Luxury goods sales will return to growth next year with profitability increasing more than revenues thanks to strong cost containment policies in 2009, according to a Bank of America Merrill Lynch report.
Sales will likely grow by 5 percent next year while core profit will rise 17 percent. Net profit will increase 13 percent, the report said, citing a consensus of estimates from analysts.
The report was presented at the Milan Fashion Global Summit on Tuesday.
Luxury groups are focusing on winning trade from consumers as they emerge from the worst economic crisis in decades.

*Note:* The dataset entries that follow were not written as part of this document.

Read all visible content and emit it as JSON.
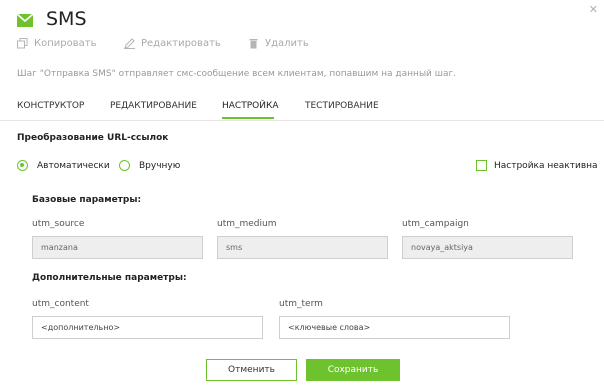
{
  "header": {
    "title": "SMS",
    "icon": "envelope-icon",
    "accent_color": "#6ec22e"
  },
  "toolbar": {
    "copy_label": "Копировать",
    "edit_label": "Редактировать",
    "delete_label": "Удалить"
  },
  "description": "Шаг \"Отправка SMS\" отправляет смс-сообщение всем клиентам, попавшим на данный шаг.",
  "tabs": [
    {
      "label": "КОНСТРУКТОР",
      "active": false
    },
    {
      "label": "РЕДАКТИРОВАНИЕ",
      "active": false
    },
    {
      "label": "НАСТРОЙКА",
      "active": true
    },
    {
      "label": "ТЕСТИРОВАНИЕ",
      "active": false
    }
  ],
  "url_section": {
    "title": "Преобразование URL-ссылок",
    "option_auto": "Автоматически",
    "option_manual": "Вручную",
    "selected": "Автоматически",
    "inactive_checkbox_label": "Настройка неактивна",
    "inactive_checked": false
  },
  "base_params": {
    "title": "Базовые параметры:",
    "fields": [
      {
        "label": "utm_source",
        "value": "manzana"
      },
      {
        "label": "utm_medium",
        "value": "sms"
      },
      {
        "label": "utm_campaign",
        "value": "novaya_aktsiya"
      }
    ]
  },
  "extra_params": {
    "title": "Дополнительные параметры:",
    "fields": [
      {
        "label": "utm_content",
        "placeholder": "<дополнительно>"
      },
      {
        "label": "utm_term",
        "placeholder": "<ключевые слова>"
      }
    ]
  },
  "actions": {
    "cancel_label": "Отменить",
    "save_label": "Сохранить"
  }
}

The downturn has sapped demand for designer clothes, accessories, jewelry and watches and sales of luxury goods shrank last year.

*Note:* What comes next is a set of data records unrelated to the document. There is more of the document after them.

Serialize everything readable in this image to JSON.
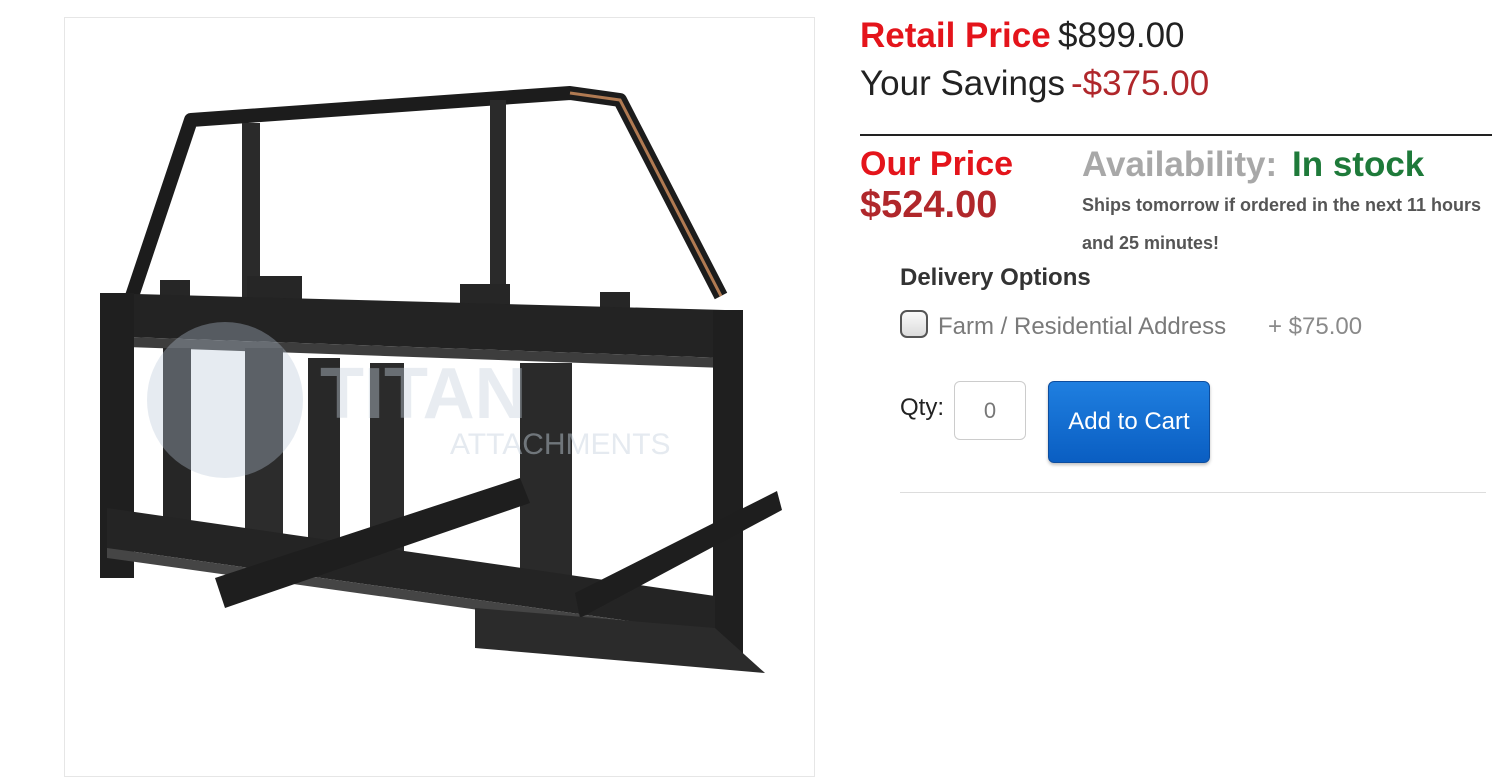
{
  "product": {
    "image_alt": "Pallet fork attachment",
    "watermark_line1": "TITAN",
    "watermark_line2": "ATTACHMENTS"
  },
  "pricing": {
    "retail_label": "Retail Price",
    "retail_value": "$899.00",
    "savings_label": "Your Savings",
    "savings_value": "-$375.00",
    "our_price_label": "Our Price",
    "our_price_value": "$524.00"
  },
  "availability": {
    "label": "Availability:",
    "status": "In stock",
    "shipping_note": "Ships tomorrow if ordered in the next 11 hours and 25 minutes!"
  },
  "delivery": {
    "title": "Delivery Options",
    "option_label": "Farm / Residential Address",
    "option_price": "+ $75.00",
    "option_checked": false
  },
  "cart": {
    "qty_label": "Qty:",
    "qty_placeholder": "0",
    "add_button_label": "Add to Cart"
  },
  "colors": {
    "retail_red": "#e4141b",
    "price_red": "#b0272b",
    "in_stock_green": "#1e7a3a",
    "button_blue": "#0a5ec2"
  }
}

U.S. consultancy Bain & Co expects global luxury sales to fall 8 percent this year to 153 billion euros ($228.1 billion). It foresees timid growth next year.
Paola Durante, head of corporate broking for Bank of America Merrill Lynch in Italy, said the effects of cost-cutting and efficiency measures that luxury goods makers have been carrying out this year will be evident in 2010.
No one can allow themselves to be inefficient, she said, adding that companies should not be looking to increase prices to boost margins.
She said accessories -- specifically shoes and handbags -- were performing better than other sectors, with revenues seen up 5 percent this year.
Designer clothes sales are seen falling 9 percent this year. Watches and jewelry will see sales down 6 percent.
China remains the fastest-growing major market for luxury brands. However, Durante said companies should not abandon the mature consumer -- in Europe, Japan -- which remains very important while looking for growth in emerging areas.
While companies are reluctant to give out forecasts, some are looking to next year with a degree of optimism.
The situation is easier now, even if it is not the moment to make big forecasts, Andrea Guerra, chief executive of Italian eyewear maker Luxottica
(Reporting by Cristina Carlevaro; Editing by Jon Loades-Carter)